Charlie feels depressed, but he can’t say why. He knows he is supposed to be happy because everyone and everything around him is telling him he should be. He also probably remembers being happy during this time in the past, but for some reason this year the season is just not doing it for him. He lashes out at commercialism, but that’s not really the problem. He wants to get Christmas cards. He wants to decorate a tree. His disgust with the kids around him enjoying the holiday is partly a result of him envying their easy enjoyment of it. The other kids are annoyed and dismissive of him, but actually seem more enlightened. They’re not ignorant to the things that bother Charlie Brown—they just don’t care. They enjoy the holiday for what it is, not what they expect of it Lucy openly acknowledges that of course Christmas is commercial. And when Linus recites the Nativity Story, it’s for Charlie Brown’s benefit, not for the rest of the kids.

What Charlie’s existential crisis really captures so well is the disillusionment adulthood brings to Christmas. The holiday itself hasn’t changed much over the years, despite what many would claim. We still watch the same movies and specials every year, we decorate the same way, and we sing the same songs. Christmas doesn’t change—we do. We grow up, and the season loses its luster a bit. We can worry about this, thinking there is something wrong with us, or we can try to put it off on outside influences changing our beloved holiday, but really all we can do is accept that Christmas won’t stay magical forever.

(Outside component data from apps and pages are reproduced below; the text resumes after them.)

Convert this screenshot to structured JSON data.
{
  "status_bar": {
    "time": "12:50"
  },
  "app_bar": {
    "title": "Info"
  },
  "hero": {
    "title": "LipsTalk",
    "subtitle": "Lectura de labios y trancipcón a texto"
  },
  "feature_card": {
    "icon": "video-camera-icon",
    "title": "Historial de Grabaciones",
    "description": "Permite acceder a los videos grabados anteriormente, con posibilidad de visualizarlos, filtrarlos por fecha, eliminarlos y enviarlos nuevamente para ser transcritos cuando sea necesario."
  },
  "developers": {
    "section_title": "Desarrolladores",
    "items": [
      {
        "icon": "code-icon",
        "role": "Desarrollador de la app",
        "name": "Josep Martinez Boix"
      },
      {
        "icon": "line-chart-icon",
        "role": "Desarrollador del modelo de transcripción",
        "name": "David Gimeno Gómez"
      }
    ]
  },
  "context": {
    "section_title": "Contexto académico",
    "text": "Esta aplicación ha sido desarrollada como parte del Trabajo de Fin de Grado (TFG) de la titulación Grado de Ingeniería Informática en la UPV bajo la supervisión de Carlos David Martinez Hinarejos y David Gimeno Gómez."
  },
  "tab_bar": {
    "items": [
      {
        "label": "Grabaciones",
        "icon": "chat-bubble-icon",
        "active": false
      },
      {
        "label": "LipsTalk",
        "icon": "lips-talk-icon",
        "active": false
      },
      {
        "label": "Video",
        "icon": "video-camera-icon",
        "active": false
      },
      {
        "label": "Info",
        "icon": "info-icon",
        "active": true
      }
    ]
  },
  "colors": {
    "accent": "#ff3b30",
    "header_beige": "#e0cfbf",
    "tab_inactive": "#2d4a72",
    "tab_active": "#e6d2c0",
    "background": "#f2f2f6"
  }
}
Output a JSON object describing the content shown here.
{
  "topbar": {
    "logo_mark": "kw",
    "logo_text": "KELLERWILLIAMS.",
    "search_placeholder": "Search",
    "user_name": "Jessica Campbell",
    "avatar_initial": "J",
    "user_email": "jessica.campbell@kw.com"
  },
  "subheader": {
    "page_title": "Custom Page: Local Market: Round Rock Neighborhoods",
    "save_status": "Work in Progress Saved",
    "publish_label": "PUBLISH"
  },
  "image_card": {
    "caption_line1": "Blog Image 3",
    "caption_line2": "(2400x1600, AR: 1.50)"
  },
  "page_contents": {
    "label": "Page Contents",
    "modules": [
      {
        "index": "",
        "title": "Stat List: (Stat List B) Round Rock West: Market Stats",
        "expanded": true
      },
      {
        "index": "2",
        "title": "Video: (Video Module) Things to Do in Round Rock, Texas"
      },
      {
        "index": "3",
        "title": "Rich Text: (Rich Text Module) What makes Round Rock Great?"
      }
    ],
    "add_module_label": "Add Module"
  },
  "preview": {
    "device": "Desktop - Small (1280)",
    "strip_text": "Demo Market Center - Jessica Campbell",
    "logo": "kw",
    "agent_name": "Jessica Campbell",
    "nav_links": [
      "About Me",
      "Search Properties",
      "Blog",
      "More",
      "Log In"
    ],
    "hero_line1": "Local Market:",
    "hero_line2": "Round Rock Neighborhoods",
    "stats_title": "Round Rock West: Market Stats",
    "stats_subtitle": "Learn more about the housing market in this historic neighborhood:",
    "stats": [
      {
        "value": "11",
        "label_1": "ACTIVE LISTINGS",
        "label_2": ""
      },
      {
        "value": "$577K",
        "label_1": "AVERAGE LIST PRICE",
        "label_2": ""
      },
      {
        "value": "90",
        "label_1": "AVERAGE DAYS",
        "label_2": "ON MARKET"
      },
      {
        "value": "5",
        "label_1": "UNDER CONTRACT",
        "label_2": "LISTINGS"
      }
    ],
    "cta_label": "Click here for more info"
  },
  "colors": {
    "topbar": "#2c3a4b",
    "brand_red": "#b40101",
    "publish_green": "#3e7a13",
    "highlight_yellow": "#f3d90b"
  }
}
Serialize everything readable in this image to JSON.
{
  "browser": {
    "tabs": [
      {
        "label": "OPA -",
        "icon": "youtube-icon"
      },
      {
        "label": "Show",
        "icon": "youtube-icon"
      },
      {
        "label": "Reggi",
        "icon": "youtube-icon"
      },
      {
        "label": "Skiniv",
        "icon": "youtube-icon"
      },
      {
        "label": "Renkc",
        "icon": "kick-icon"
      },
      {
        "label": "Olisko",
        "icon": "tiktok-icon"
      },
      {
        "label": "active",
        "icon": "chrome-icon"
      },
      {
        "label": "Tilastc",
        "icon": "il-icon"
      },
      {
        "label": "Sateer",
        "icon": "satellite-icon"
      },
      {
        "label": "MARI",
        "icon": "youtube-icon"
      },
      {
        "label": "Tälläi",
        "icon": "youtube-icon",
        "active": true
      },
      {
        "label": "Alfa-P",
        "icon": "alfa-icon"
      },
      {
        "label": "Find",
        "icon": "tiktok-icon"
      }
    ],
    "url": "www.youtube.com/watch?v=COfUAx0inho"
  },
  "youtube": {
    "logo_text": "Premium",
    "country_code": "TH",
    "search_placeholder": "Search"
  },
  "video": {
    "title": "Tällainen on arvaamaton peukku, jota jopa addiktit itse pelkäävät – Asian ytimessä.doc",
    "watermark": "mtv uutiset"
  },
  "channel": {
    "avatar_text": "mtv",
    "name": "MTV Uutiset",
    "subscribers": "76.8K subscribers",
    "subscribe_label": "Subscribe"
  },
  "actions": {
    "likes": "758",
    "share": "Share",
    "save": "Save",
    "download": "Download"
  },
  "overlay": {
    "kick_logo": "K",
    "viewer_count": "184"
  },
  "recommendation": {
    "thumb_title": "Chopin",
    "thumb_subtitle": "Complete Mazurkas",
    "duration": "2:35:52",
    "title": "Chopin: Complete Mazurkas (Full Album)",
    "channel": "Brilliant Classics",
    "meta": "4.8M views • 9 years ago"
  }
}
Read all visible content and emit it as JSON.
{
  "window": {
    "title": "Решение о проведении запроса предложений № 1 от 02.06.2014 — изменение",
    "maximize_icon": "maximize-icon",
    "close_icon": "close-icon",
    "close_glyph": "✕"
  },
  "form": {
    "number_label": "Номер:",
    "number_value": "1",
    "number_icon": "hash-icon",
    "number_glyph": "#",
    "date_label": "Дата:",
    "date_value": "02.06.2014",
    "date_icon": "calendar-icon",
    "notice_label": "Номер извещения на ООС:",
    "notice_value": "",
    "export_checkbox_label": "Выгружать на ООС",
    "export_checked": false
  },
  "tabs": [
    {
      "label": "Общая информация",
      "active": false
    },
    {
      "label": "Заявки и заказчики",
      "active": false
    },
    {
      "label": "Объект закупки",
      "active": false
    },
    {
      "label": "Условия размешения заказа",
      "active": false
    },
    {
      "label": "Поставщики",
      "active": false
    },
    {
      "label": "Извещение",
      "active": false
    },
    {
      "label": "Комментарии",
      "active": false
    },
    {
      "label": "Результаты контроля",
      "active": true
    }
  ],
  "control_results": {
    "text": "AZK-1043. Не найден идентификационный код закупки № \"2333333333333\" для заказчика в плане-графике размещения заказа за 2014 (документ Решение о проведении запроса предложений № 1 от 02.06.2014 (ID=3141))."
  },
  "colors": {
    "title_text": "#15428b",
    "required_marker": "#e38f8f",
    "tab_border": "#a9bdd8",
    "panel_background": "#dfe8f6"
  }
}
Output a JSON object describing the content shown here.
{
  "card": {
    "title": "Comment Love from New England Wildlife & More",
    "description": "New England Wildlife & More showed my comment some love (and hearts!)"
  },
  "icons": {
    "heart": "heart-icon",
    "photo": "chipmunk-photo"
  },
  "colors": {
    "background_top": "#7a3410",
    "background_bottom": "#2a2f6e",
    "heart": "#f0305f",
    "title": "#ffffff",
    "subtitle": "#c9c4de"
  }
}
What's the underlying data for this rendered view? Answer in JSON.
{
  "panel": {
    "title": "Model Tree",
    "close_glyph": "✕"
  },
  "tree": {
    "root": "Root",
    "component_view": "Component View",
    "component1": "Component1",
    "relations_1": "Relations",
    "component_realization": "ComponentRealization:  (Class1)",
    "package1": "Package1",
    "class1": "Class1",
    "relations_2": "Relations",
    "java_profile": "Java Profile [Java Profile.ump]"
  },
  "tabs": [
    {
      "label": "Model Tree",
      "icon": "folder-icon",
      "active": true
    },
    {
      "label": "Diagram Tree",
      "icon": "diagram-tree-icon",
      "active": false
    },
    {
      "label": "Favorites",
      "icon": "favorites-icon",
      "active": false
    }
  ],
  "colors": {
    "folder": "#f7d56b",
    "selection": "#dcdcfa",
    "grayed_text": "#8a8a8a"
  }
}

That’s one of the things I like most about A CHARLIE BROWN CHRISTMAS. Nothing is resolved at in the end, and nothing really has changed, other than the kids have fixed up the tree for Charlie’s benefit and sing Christmas songs with him. The message seems to be to just relax, sing a song, and enjoy the lights. Maybe you do something nice for others to make them feel special. Christmas doesn’t have to have a grand meaning—it’s still a pleasant time of the year. “Merry Christmas, Charlie Brown.”

As a kid, I didn’t want to hear this message. I wanted the magic. As an adult, I need to hear it. A CHARLIE BROWN CHRISTMAS is perhaps the most pitch perfect expression of the melancholy and hope that permeates the season. It tells us that it’s ok to feel a little sad at Christmas. In fact, it’s normal. But all you really have to do is force yourself to go through the motions of the holiday, and the spirit of it might just catch up with you.

Happy Holidays everybody!

Now Let’s DANCE!

Note: I realize that this is an intensely secular reading of what is a major Christian holiday, but I think the majority Americans that celebrate Christmas, especially children, experience the day primarily apart from its religious origins. We still decorate with nativity scenes, but their significance is really not much greater than the pagan evergreen trees we also adorn our houses with.

If you missed it on T.V., you can watch A CHARLIE BROWN CHRISTMAS in its entirety on Hulu until the end of the year.